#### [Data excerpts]
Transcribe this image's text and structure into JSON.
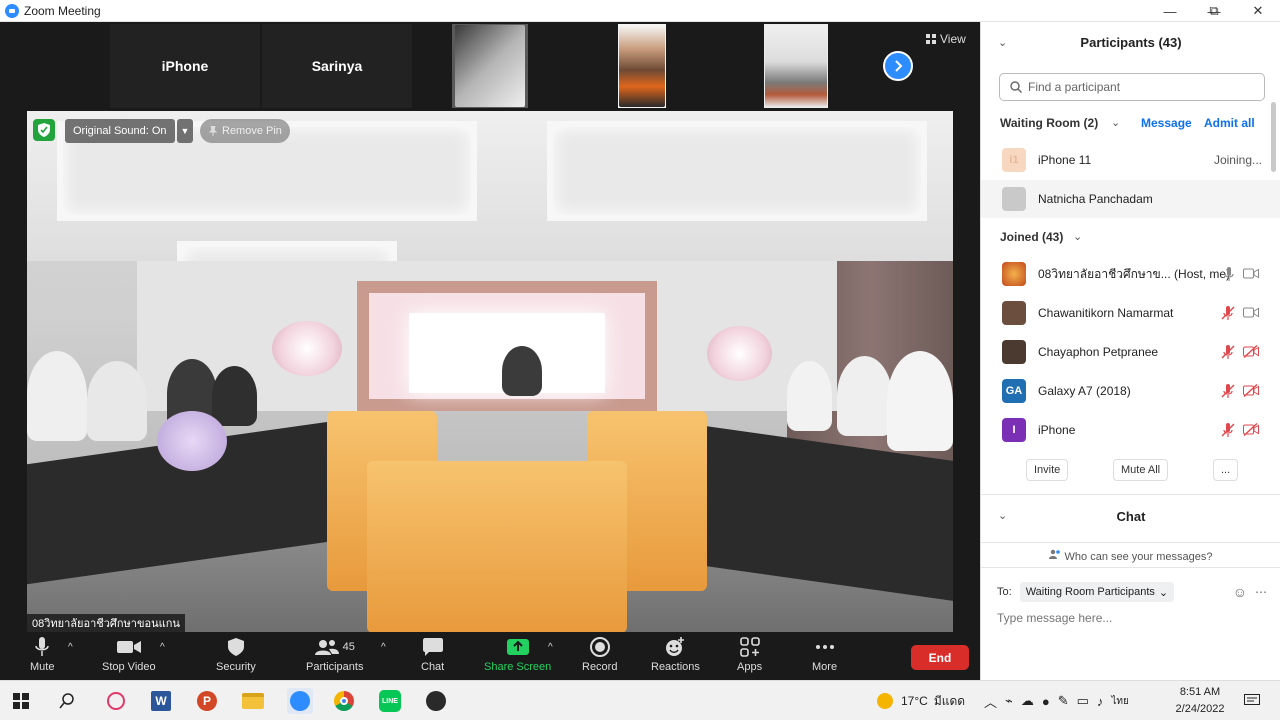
{
  "window": {
    "title": "Zoom Meeting",
    "minimize": "—",
    "maximize": "⧉",
    "close": "✕"
  },
  "strip": {
    "tiles": [
      {
        "name": "iPhone"
      },
      {
        "name": "Sarinya"
      }
    ],
    "view_label": "View"
  },
  "main_video": {
    "original_sound": "Original Sound: On",
    "remove_pin": "Remove Pin",
    "speaker_name": "08วิทยาลัยอาชีวศึกษาขอนแกน"
  },
  "toolbar": {
    "mute": "Mute",
    "stop_video": "Stop Video",
    "security": "Security",
    "participants": "Participants",
    "participants_count": "45",
    "chat": "Chat",
    "share_screen": "Share Screen",
    "record": "Record",
    "reactions": "Reactions",
    "apps": "Apps",
    "more": "More",
    "end": "End"
  },
  "panel": {
    "title": "Participants (43)",
    "search_placeholder": "Find a participant",
    "waiting_room": {
      "label": "Waiting Room (2)",
      "message": "Message",
      "admit_all": "Admit all",
      "items": [
        {
          "name": "iPhone 11",
          "status": "Joining...",
          "initials": "i1",
          "color": "#f8d7c0"
        },
        {
          "name": "Natnicha Panchadam",
          "status": "",
          "initials": "",
          "color": "#c9c9c9"
        }
      ]
    },
    "joined": {
      "label": "Joined (43)",
      "items": [
        {
          "name": "08วิทยาลัยอาชีวศึกษาข... (Host, me)",
          "initials": "",
          "color": "#c2491d",
          "muted": false,
          "video_off": false
        },
        {
          "name": "Chawanitikorn Namarmat",
          "initials": "",
          "color": "#6b4e3d",
          "muted": true,
          "video_off": false
        },
        {
          "name": "Chayaphon Petpranee",
          "initials": "",
          "color": "#4b3a2f",
          "muted": true,
          "video_off": true
        },
        {
          "name": "Galaxy A7 (2018)",
          "initials": "GA",
          "color": "#1f6fb2",
          "muted": true,
          "video_off": true
        },
        {
          "name": "iPhone",
          "initials": "I",
          "color": "#7b2fb5",
          "muted": true,
          "video_off": true
        }
      ]
    },
    "buttons": {
      "invite": "Invite",
      "mute_all": "Mute All",
      "more": "..."
    },
    "chat": {
      "title": "Chat",
      "who_can_see": "Who can see your messages?",
      "to_label": "To:",
      "to_value": "Waiting Room Participants",
      "placeholder": "Type message here..."
    }
  },
  "taskbar": {
    "weather": "17°C",
    "weather_text": "มีแดด",
    "lang": "ไทย",
    "time": "8:51 AM",
    "date": "2/24/2022"
  }
}
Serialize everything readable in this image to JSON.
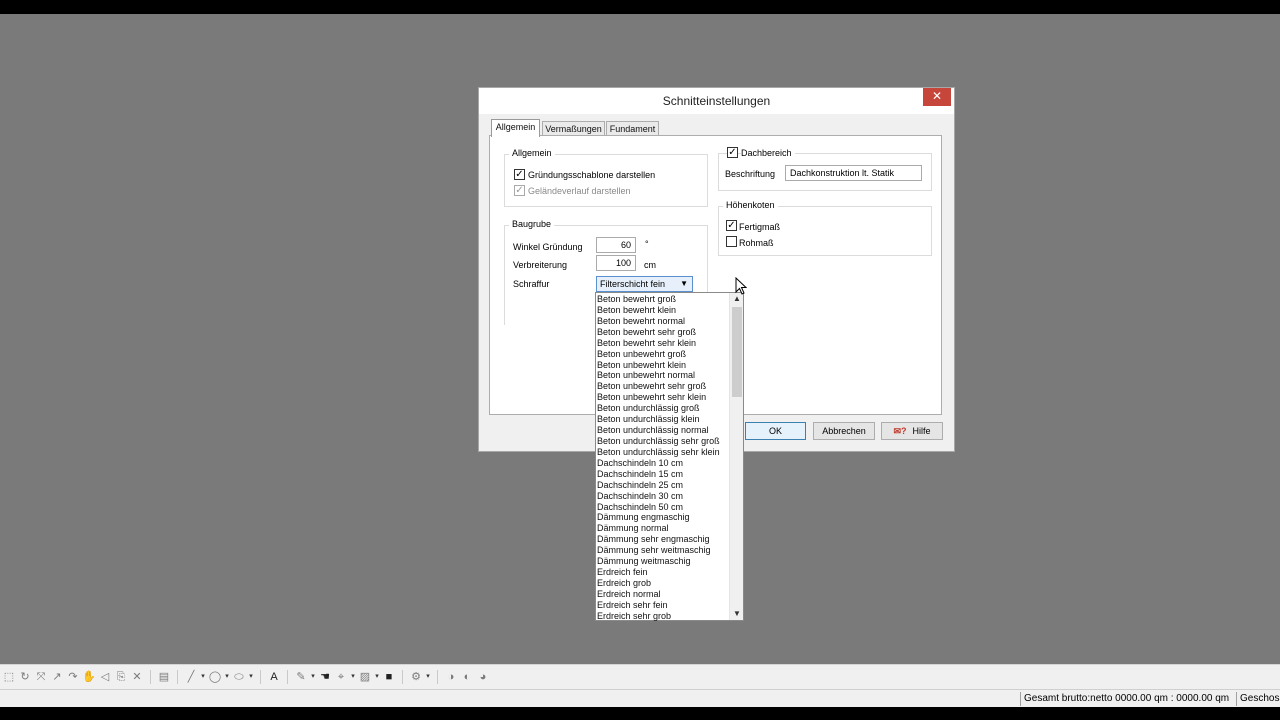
{
  "dialog": {
    "title": "Schnitteinstellungen",
    "close_label": "✕",
    "tabs": [
      {
        "label": "Allgemein",
        "active": true
      },
      {
        "label": "Vermaßungen",
        "active": false
      },
      {
        "label": "Fundament",
        "active": false
      }
    ],
    "allgemein_group": {
      "legend": "Allgemein",
      "checkboxes": [
        {
          "label": "Gründungsschablone darstellen",
          "checked": true,
          "enabled": true
        },
        {
          "label": "Geländeverlauf darstellen",
          "checked": true,
          "enabled": false
        }
      ]
    },
    "baugrube_group": {
      "legend": "Baugrube",
      "winkel_label": "Winkel Gründung",
      "winkel_value": "60",
      "winkel_unit": "°",
      "verbreiterung_label": "Verbreiterung",
      "verbreiterung_value": "100",
      "verbreiterung_unit": "cm",
      "schraffur_label": "Schraffur",
      "schraffur_value": "Filterschicht fein"
    },
    "dachbereich_group": {
      "legend": "Dachbereich",
      "checked": true,
      "beschriftung_label": "Beschriftung",
      "beschriftung_value": "Dachkonstruktion lt. Statik"
    },
    "hoehenkoten_group": {
      "legend": "Höhenkoten",
      "checkboxes": [
        {
          "label": "Fertigmaß",
          "checked": true
        },
        {
          "label": "Rohmaß",
          "checked": false
        }
      ]
    },
    "buttons": {
      "ok": "OK",
      "cancel": "Abbrechen",
      "help": "Hilfe"
    }
  },
  "dropdown": {
    "scroll_up": "▲",
    "scroll_down": "▼",
    "items": [
      "Beton bewehrt groß",
      "Beton bewehrt klein",
      "Beton bewehrt normal",
      "Beton bewehrt sehr groß",
      "Beton bewehrt sehr klein",
      "Beton unbewehrt groß",
      "Beton unbewehrt klein",
      "Beton unbewehrt normal",
      "Beton unbewehrt sehr groß",
      "Beton unbewehrt sehr klein",
      "Beton undurchlässig groß",
      "Beton undurchlässig klein",
      "Beton undurchlässig normal",
      "Beton undurchlässig sehr groß",
      "Beton undurchlässig sehr klein",
      "Dachschindeln 10 cm",
      "Dachschindeln 15 cm",
      "Dachschindeln 25 cm",
      "Dachschindeln 30 cm",
      "Dachschindeln 50 cm",
      "Dämmung engmaschig",
      "Dämmung normal",
      "Dämmung sehr engmaschig",
      "Dämmung sehr weitmaschig",
      "Dämmung weitmaschig",
      "Erdreich fein",
      "Erdreich grob",
      "Erdreich normal",
      "Erdreich sehr fein",
      "Erdreich sehr grob"
    ]
  },
  "statusbar": {
    "area_text": "Gesamt brutto:netto  0000.00 qm : 0000.00 qm",
    "geschoss_text": "Geschoss"
  },
  "toolbar": {
    "icons": [
      "select-icon",
      "rotate-icon",
      "move-icon",
      "line-icon",
      "curve-icon",
      "pan-icon",
      "mirror-icon",
      "copy-icon",
      "delete-icon",
      "layer-icon",
      "line-tool-icon",
      "circle-icon",
      "ellipse-icon",
      "text-icon",
      "pen-icon",
      "hand-icon",
      "measure-icon",
      "hatch-icon",
      "block-icon",
      "settings-icon",
      "render-icon",
      "view-icon",
      "material-icon"
    ]
  }
}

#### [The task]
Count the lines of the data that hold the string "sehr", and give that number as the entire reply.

#### [Response]
10